Meaning of pootle in English:


Pronunciation /ˈpuːt(ə)l/


informal British no object, with adverbial of direction
  • Move or travel in a leisurely manner.

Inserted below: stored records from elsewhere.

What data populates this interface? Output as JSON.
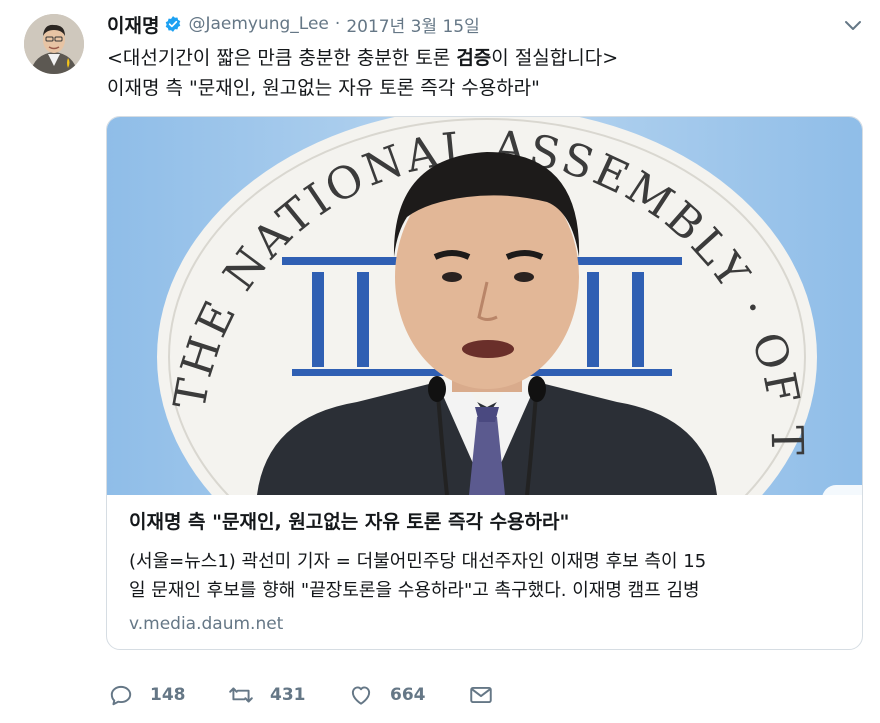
{
  "tweet": {
    "author_name": "이재명",
    "handle": "@Jaemyung_Lee",
    "separator": "·",
    "date": "2017년 3월 15일",
    "text_line1_before": "<대선기간이 짧은 만큼 충분한 충분한 토론 ",
    "text_line1_bold": "검증",
    "text_line1_after": "이 절실합니다>",
    "text_line2": "이재명 측 \"문재인, 원고없는 자유 토론 즉각 수용하라\""
  },
  "card": {
    "title": "이재명 측 \"문재인, 원고없는 자유 토론 즉각 수용하라\"",
    "desc_line1": "(서울=뉴스1) 곽선미 기자 = 더불어민주당 대선주자인 이재명 후보 측이 15",
    "desc_line2": "일 문재인 후보를 향해 \"끝장토론을 수용하라\"고 촉구했다. 이재명 캠프 김병",
    "domain": "v.media.daum.net",
    "emblem_text_left": "THE NATIONAL ASSEMBLY",
    "emblem_text_right": "OF THE REPUBLIC OF KOREA"
  },
  "actions": {
    "reply_count": "148",
    "retweet_count": "431",
    "like_count": "664"
  },
  "icons": {
    "verified": "verified-badge-icon",
    "caret": "chevron-down-icon",
    "reply": "reply-icon",
    "retweet": "retweet-icon",
    "like": "heart-icon",
    "message": "envelope-icon"
  },
  "colors": {
    "accent": "#1da1f2",
    "text": "#14171a",
    "muted": "#657786",
    "border": "#d6dde3",
    "emblem_blue": "#2f5fb3"
  }
}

    • ‘they were pootling down a canal in their new boat’
    • ‘Then, while pootling along at about 12 mph at the top of Madingley Rise, I got passed by a bloke I recognised from the office (don't know his name).’
    • ‘I'm not ready for a test, I still should be pootling on quiet roads at 3mph.’
    • ‘The drive was superb, tight, controllable, plenty of power but docile as a kitten after a big meal when simply pootling along.’
    • ‘My speed is considerably less than his, so he was pootling along at my side, not getting the degree of exercise he's used to.’
    • ‘There I was pootling along with some light Autumnal drizzle lightly dampening my wipers.’
    • ‘Of course people used their cars, but only for pootling up to surprise views in national parks.’
    • ‘If you are dressed, and pootling about, and go to answer the door, he will be gone.’
    • ‘So, David and I pootled off through Regents Park among the flowers and the freshly mown lawns towards the city, talking as we went and avoiding the footballs that came at us from every direction.’
    • ‘Friday I got up late (it'd been a late one the night before) and Paul and I pootled off to the Tate Britain down in Pimlico.’
    • ‘Needing to make Kalamata for 10 am, Nick roared off, well, more like pootled off, on an overnight long haul.’
    • ‘Yet even in its full time professional days it must have been a line along which trains pootled rather than sped.’
    • ‘Something also needs to be done about the (mainly elderly) car drivers who think it's fine to pootle along at 35 mph in a 60 mph-limit on a clear, dry day and in perfect visibility.’
    • ‘There is some good news though, because at present, with tax on fuel, people who drive large, thirsty cars pay more at the pumps than those who pootle around in small fuel efficient hatchbacks.’
    • ‘I like bus journeys (well, at least the ones where you know where you're going) as it gives me the opportunity to let my mind drift and to look at all the scenery as I pootle along.’
    • ‘The first point there isn't against people who use cyclepaths, by the way - whatever works for you, and they're great if you're having a pootle or have kids with you.’
    • ‘One outcome might be good for me, the other will largely see things pootle along as before, and anything else will just see the place plunged into even more uncertainty than it has to deal with now.’
    • ‘Having looked at the calendar, it's actually one of my few free weekends between now and July, so I may just pootle off somewhere with the camera - you never know.’
    • ‘And there's some very nice villages around that part of the countryside to pootle through on the way back, anyway.’
    • ‘I realised Ruby and I could pootle about doing nothing in particular.’
    • ‘Meantime, I pootle about, jot notes and forget them straight away, play with the camera, and watch the rain.’
    stroll, saunter, amble, wend one's way, trudge, plod, hike, tramp, trek, march, stride, troop, patrol, step out, wander, ramble, tread, prowl, footslog, promenade, roam, traipse


1970s blend of the verbs poodle and tootle.